We all know that deep sinking feeling when you realize you’ve messed-up something big. The reality is that regulatory mistakes are inevitable from time to time. This is especially true for small businesses struggling to keep pace with everchanging—and unnecessarily complex—regulatory regimes. Indeed, small businesses generally operate without the benefit of in-house legal counsel or HR professionals—which means they are often walking blindfolded through a regulatory minefield.
In an ideal world, we would all have enough time, energy and acumen to sufficiently research every legal issue that might come up in running our day-to-day business. But since it is impossible to always perform Herculean feats to ensure total compliance, the question is what can you do when you realize the mistake? Are there ways to rectify the situation?
There is Probably No Silver Bullet
As a practical matter, employers face a dilemma when they realize they’ve made a mistake. On the one hand, any legal claim that an employee might bring is subject to a statute of limitations. This means an employer might want to do nothing and run out the clock. But that’s a gamble. Your business may be audited or a disgruntled employee (or former employee) may run to a plaintiff’s attorney before the clock runs out.
On the other side of the ledger, employers might choose to “make things right” by paying back wages or taking other steps to fix errors once the problem comes to light. This option may be costly, especially if similar mistakes were made with multiple employees. Still, this may be the better course in some cases. To be sure, most employees just want to know that their employer is treating them right and will appreciate their employer rectifying good faith mistakes. And if you are offering all back-wages, an employee is probably unlikely to initiate a legal action, or even to find a lawyer willing to represent them. Moreover, in some instances, an employer may potentially avoid regulatory penalties by coming clean.
Yet this can be a difficult judgment call. Its highly advisable to work with a trusted employment law attorney either in crafting settlement agreements and or in deciding whether it makes sense to acknowledge the mistake at all. Much will depend on the nature of the mistake, the specific facts at issue, and the dynamics of your working relationship with affected employees.
Make Sure You Get Things Right Going Forward
Whether you chose the run out the clock or to go back and fix the mistake, you will want to stop the bleeding by taking corrective action going forward. For example, if you have misclassified an employee as exempt when they should be paid on an hourly basis, you will have to inform that employee that they will need to begin tracking their hours and taking any meal or rest breaks required by state law. Likewise, if you have misclassified a worker as an independent contractor, you will need to terminate the working relationship or convert the individual to an employee—with all that entails, from workers compensation and unemployment insurance to overtime pay.

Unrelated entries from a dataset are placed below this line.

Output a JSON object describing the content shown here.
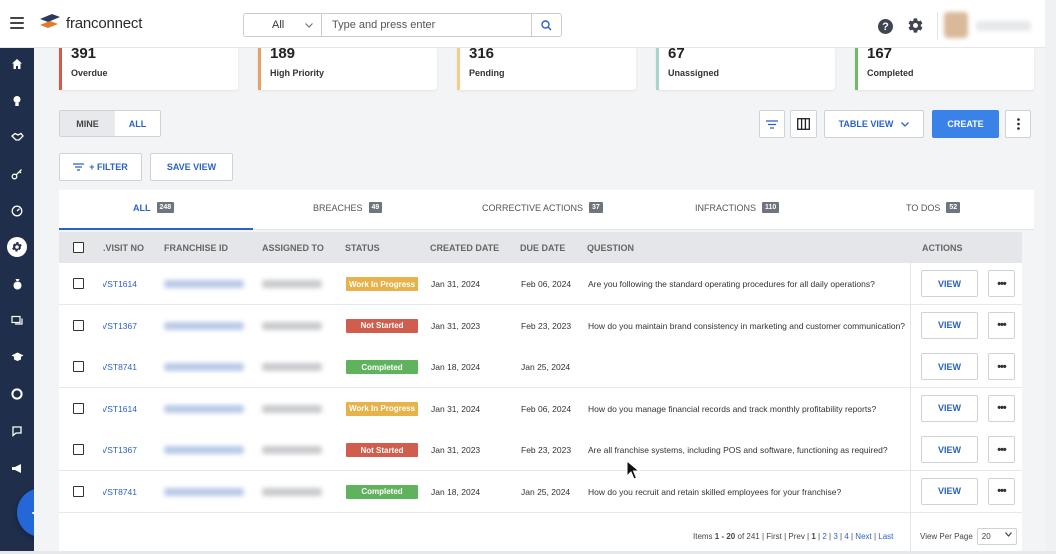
{
  "topbar": {
    "logo_text": "franconnect",
    "search": {
      "scope": "All",
      "placeholder": "Type and press enter"
    },
    "help_label": "?"
  },
  "summary_cards": [
    {
      "value": "391",
      "label": "Overdue",
      "color": "#d05b4b"
    },
    {
      "value": "189",
      "label": "High Priority",
      "color": "#e9a064"
    },
    {
      "value": "316",
      "label": "Pending",
      "color": "#eed08a"
    },
    {
      "value": "67",
      "label": "Unassigned",
      "color": "#a8d4cc"
    },
    {
      "value": "167",
      "label": "Completed",
      "color": "#6dbd63"
    }
  ],
  "toggle": {
    "mine": "MINE",
    "all": "ALL"
  },
  "toolbar": {
    "table_view": "TABLE VIEW",
    "create": "CREATE",
    "filter": "+ FILTER",
    "save_view": "SAVE VIEW"
  },
  "tabs": [
    {
      "label": "ALL",
      "count": "248"
    },
    {
      "label": "BREACHES",
      "count": "49"
    },
    {
      "label": "CORRECTIVE ACTIONS",
      "count": "37"
    },
    {
      "label": "INFRACTIONS",
      "count": "110"
    },
    {
      "label": "TO DOS",
      "count": "52"
    }
  ],
  "columns": {
    "visit_no": "VISIT NO.",
    "franchise_id": "FRANCHISE ID",
    "assigned_to": "ASSIGNED TO",
    "status": "STATUS",
    "created_date": "CREATED DATE",
    "due_date": "DUE DATE",
    "question": "QUESTION",
    "actions": "ACTIONS"
  },
  "status_colors": {
    "Work In Progress": "#e8b24a",
    "Not Started": "#d15d4c",
    "Completed": "#5fb35d"
  },
  "rows": [
    {
      "visit": "VST1614",
      "status": "Work In Progress",
      "created": "Jan 31, 2024",
      "due": "Feb 06, 2024",
      "question": "Are you following the standard operating procedures for all daily operations?"
    },
    {
      "visit": "VST1367",
      "status": "Not Started",
      "created": "Jan 31, 2023",
      "due": "Feb 23, 2023",
      "question": "How do you maintain brand consistency in marketing and customer communication?"
    },
    {
      "visit": "VST8741",
      "status": "Completed",
      "created": "Jan 18, 2024",
      "due": "Jan 25, 2024",
      "question": ""
    },
    {
      "visit": "VST1614",
      "status": "Work In Progress",
      "created": "Jan 31, 2024",
      "due": "Feb 06, 2024",
      "question": "How do you manage financial records and track monthly profitability reports?"
    },
    {
      "visit": "VST1367",
      "status": "Not Started",
      "created": "Jan 31, 2023",
      "due": "Feb 23, 2023",
      "question": "Are all franchise systems, including POS and software, functioning as required?"
    },
    {
      "visit": "VST8741",
      "status": "Completed",
      "created": "Jan 18, 2024",
      "due": "Jan 25, 2024",
      "question": "How do you recruit and retain skilled employees for your franchise?"
    }
  ],
  "actions": {
    "view": "VIEW",
    "more": "•••"
  },
  "pagination": {
    "items_prefix": "Items",
    "range": "1 - 20",
    "of_total": "of 241",
    "first": "First",
    "prev": "Prev",
    "pages": [
      "1",
      "2",
      "3",
      "4"
    ],
    "next": "Next",
    "last": "Last",
    "view_per_page_label": "View Per Page",
    "per_page": "20"
  }
}
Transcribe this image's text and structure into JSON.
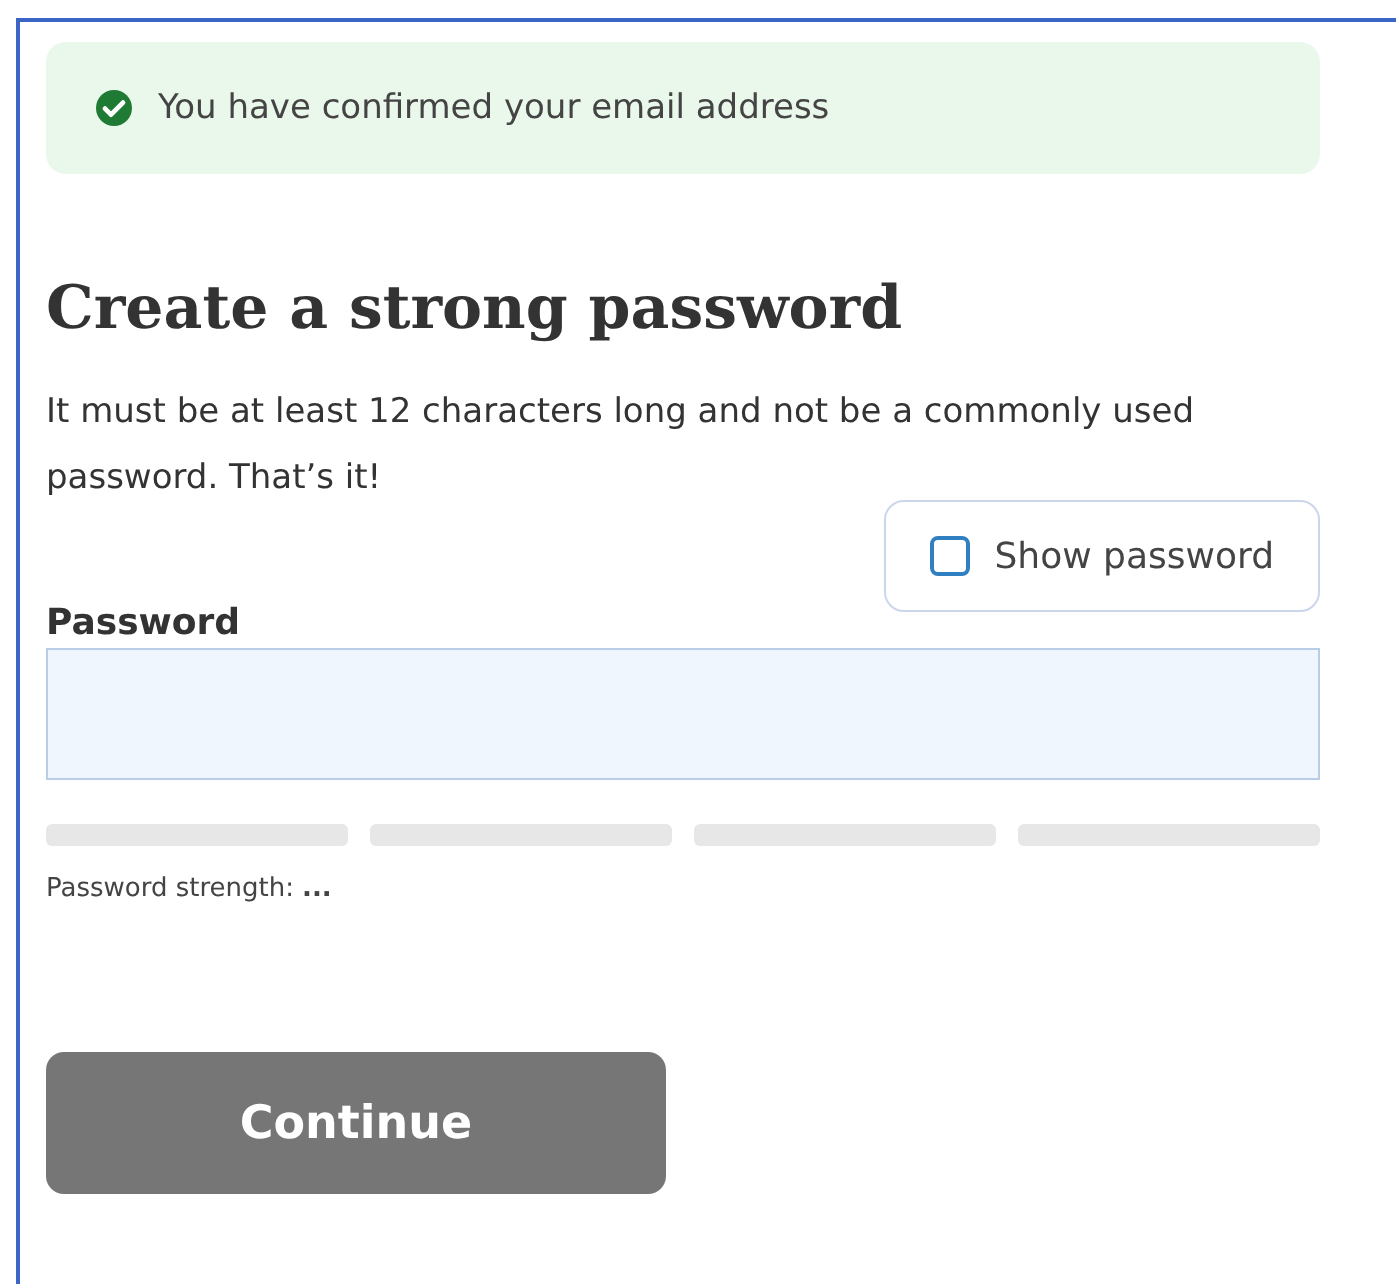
{
  "banner": {
    "text": "You have confirmed your email address"
  },
  "heading": "Create a strong password",
  "intro": "It must be at least 12 characters long and not be a commonly used password. That’s it!",
  "show_password": {
    "label": "Show password",
    "checked": false
  },
  "password": {
    "label": "Password"
  },
  "strength_segments": [
    {
      "filled": false
    },
    {
      "filled": false
    },
    {
      "filled": false
    },
    {
      "filled": false
    }
  ],
  "strength": {
    "label": "Password strength:",
    "value": "..."
  },
  "continue_button": {
    "label": "Continue",
    "disabled": true
  }
}
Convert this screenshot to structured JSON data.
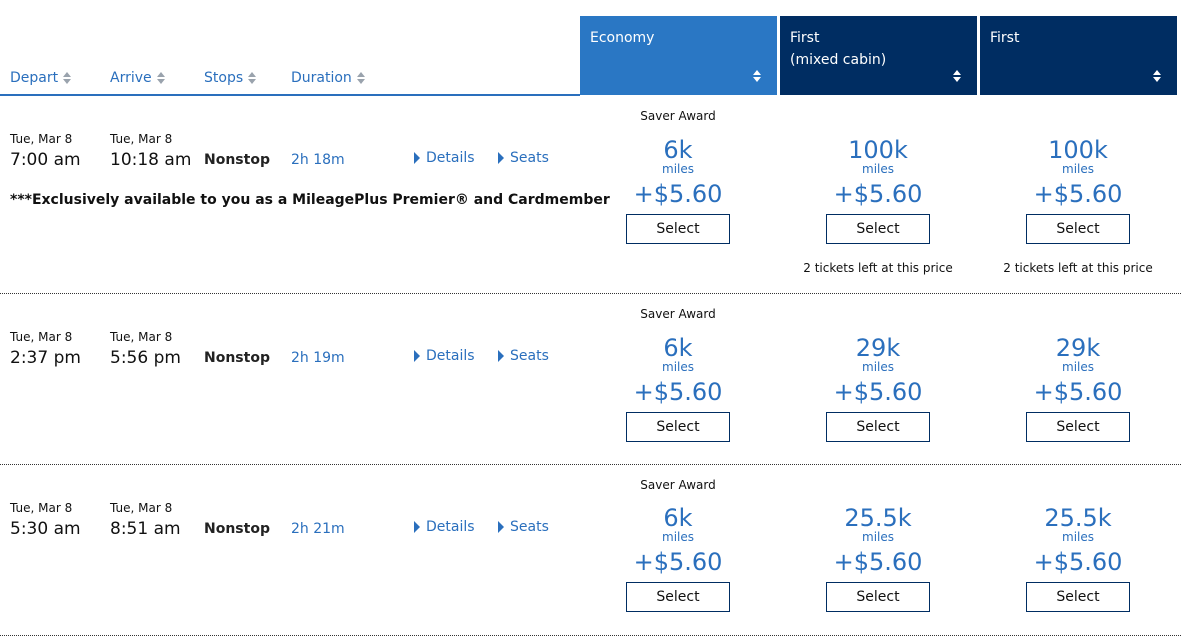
{
  "header": {
    "columns": {
      "depart": "Depart",
      "arrive": "Arrive",
      "stops": "Stops",
      "duration": "Duration"
    },
    "cabins": {
      "economy": "Economy",
      "first_mixed_line1": "First",
      "first_mixed_line2": "(mixed cabin)",
      "first": "First"
    }
  },
  "labels": {
    "details": "Details",
    "seats": "Seats",
    "saver": "Saver Award",
    "miles": "miles",
    "select": "Select"
  },
  "flights": [
    {
      "depart_date": "Tue, Mar 8",
      "depart_time": "7:00 am",
      "arrive_date": "Tue, Mar 8",
      "arrive_time": "10:18 am",
      "stops": "Nonstop",
      "duration": "2h 18m",
      "promo": "***Exclusively available to you as a MileagePlus Premier® and Cardmember",
      "fares": [
        {
          "miles": "6k",
          "tax": "+$5.60",
          "note": ""
        },
        {
          "miles": "100k",
          "tax": "+$5.60",
          "note": "2 tickets left at this price"
        },
        {
          "miles": "100k",
          "tax": "+$5.60",
          "note": "2 tickets left at this price"
        }
      ]
    },
    {
      "depart_date": "Tue, Mar 8",
      "depart_time": "2:37 pm",
      "arrive_date": "Tue, Mar 8",
      "arrive_time": "5:56 pm",
      "stops": "Nonstop",
      "duration": "2h 19m",
      "promo": "",
      "fares": [
        {
          "miles": "6k",
          "tax": "+$5.60",
          "note": ""
        },
        {
          "miles": "29k",
          "tax": "+$5.60",
          "note": ""
        },
        {
          "miles": "29k",
          "tax": "+$5.60",
          "note": ""
        }
      ]
    },
    {
      "depart_date": "Tue, Mar 8",
      "depart_time": "5:30 am",
      "arrive_date": "Tue, Mar 8",
      "arrive_time": "8:51 am",
      "stops": "Nonstop",
      "duration": "2h 21m",
      "promo": "",
      "fares": [
        {
          "miles": "6k",
          "tax": "+$5.60",
          "note": ""
        },
        {
          "miles": "25.5k",
          "tax": "+$5.60",
          "note": ""
        },
        {
          "miles": "25.5k",
          "tax": "+$5.60",
          "note": ""
        }
      ]
    }
  ],
  "colors": {
    "accent": "#2a6fbd",
    "economy_header": "#2a77c4",
    "first_header": "#002d62"
  }
}
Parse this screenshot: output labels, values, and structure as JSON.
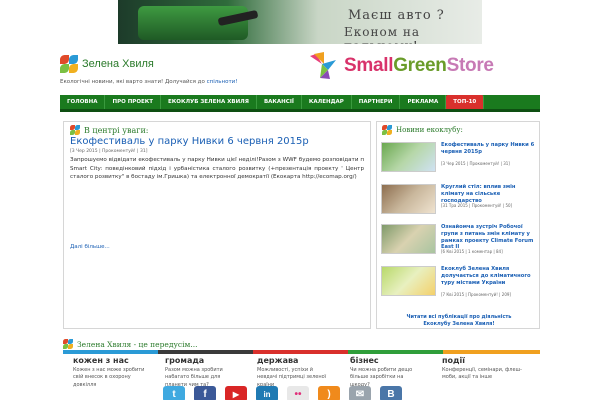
{
  "banner": {
    "line1": "Маєш авто ?",
    "line2": "Економ на пальному!"
  },
  "site": {
    "name": "Зелена Хвиля",
    "tagline_text": "Екологічні новини, які варто знати! Долучайся до ",
    "tagline_link": "спільноти!"
  },
  "store": {
    "part1": "Small",
    "part2": "Green",
    "part3": "Store"
  },
  "nav": {
    "items": [
      "ГОЛОВНА",
      "ПРО ПРОЕКТ",
      "ЕКОКЛУБ ЗЕЛЕНА ХВИЛЯ",
      "ВАКАНСІЇ",
      "КАЛЕНДАР",
      "ПАРТНЕРИ",
      "РЕКЛАМА",
      "ТОП-10"
    ]
  },
  "featured": {
    "section_title": "В центрі уваги:",
    "title": "Екофестиваль у парку Нивки 6 червня 2015р",
    "meta": "[3 Чер 2015 | Прокоментуй! | 31]",
    "text": "Запрошуємо відвідати екофестиваль у парку Нивки цієї неділі!Разом з WWF будемо розповідати п Smart City: поведінковий підхід і урбаністика сталого розвитку (+презентація проекту ' Центр сталого розвитку\" в бостаду ім.Гришка) та електронної демократії (Екокарта http://ecomap.org/)",
    "more": "Далі більше..."
  },
  "side": {
    "title": "Новини екоклубу:",
    "news": [
      {
        "title": "Екофестиваль у парку Нивки 6 червня 2015р",
        "meta": "[3 Чер 2015 | Прокоментуй! | 31]"
      },
      {
        "title": "Круглий стіл: вплив змін клімату на сільське господарство",
        "meta": "[31 Тра 2015 | Прокоментуй! | 50]"
      },
      {
        "title": "Ознайомча зустріч Робочої групи з питань змін клімату у рамках проекту Climate Forum East II",
        "meta": "[6 Кві 2015 | 1 коментар | 84]"
      },
      {
        "title": "Екоклуб Зелена Хвиля долучається до кліматичного туру містами України",
        "meta": "[7 Кві 2015 | Прокоментуй! | 209]"
      }
    ],
    "footer_line1": "Читати всі публікації про діяльність",
    "footer_line2": "Екоклубу Зелена Хвиля!"
  },
  "lower": {
    "title": "Зелена Хвиля - це передусім...",
    "columns": [
      {
        "title": "кожен з нас",
        "text": "Кожен з нас може зробити свій внесок в охорону довкілля",
        "color": "#2a9ad6"
      },
      {
        "title": "громада",
        "text": "Разом можна зробити набагато більше для планети чим та?",
        "color": "#3a3a3a"
      },
      {
        "title": "держава",
        "text": "Можливості, успіхи й невдачі підтримці зеленої країни",
        "color": "#d9302c"
      },
      {
        "title": "бізнес",
        "text": "Чи можна робити дещо більше заробітки на шкоду?",
        "color": "#2f9e3a"
      },
      {
        "title": "події",
        "text": "Конференції, семінари, флеш-моби, акції та інше",
        "color": "#f0a020"
      }
    ]
  },
  "socials": [
    {
      "icon": "twitter-icon",
      "glyph": "t",
      "color": "#3fa9e0"
    },
    {
      "icon": "facebook-icon",
      "glyph": "f",
      "color": "#3b5998"
    },
    {
      "icon": "youtube-icon",
      "glyph": "▶",
      "color": "#d92626"
    },
    {
      "icon": "linkedin-icon",
      "glyph": "in",
      "color": "#1f7ab3"
    },
    {
      "icon": "flickr-icon",
      "glyph": "••",
      "color": "#e8e8e8"
    },
    {
      "icon": "rss-icon",
      "glyph": ")",
      "color": "#f08a1c"
    },
    {
      "icon": "mail-icon",
      "glyph": "✉",
      "color": "#9aa4ad"
    },
    {
      "icon": "vk-icon",
      "glyph": "В",
      "color": "#4a76a8"
    }
  ]
}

Of course, it’s also understandable if you are unsure of how to proceed. Again, regulatory issues can be extremely difficult. That’s even more reason to seek out legal counsel to ensure that you are on solid legal footing going forward. As we’ve said in the past, there is no better time than the present to get your house in order.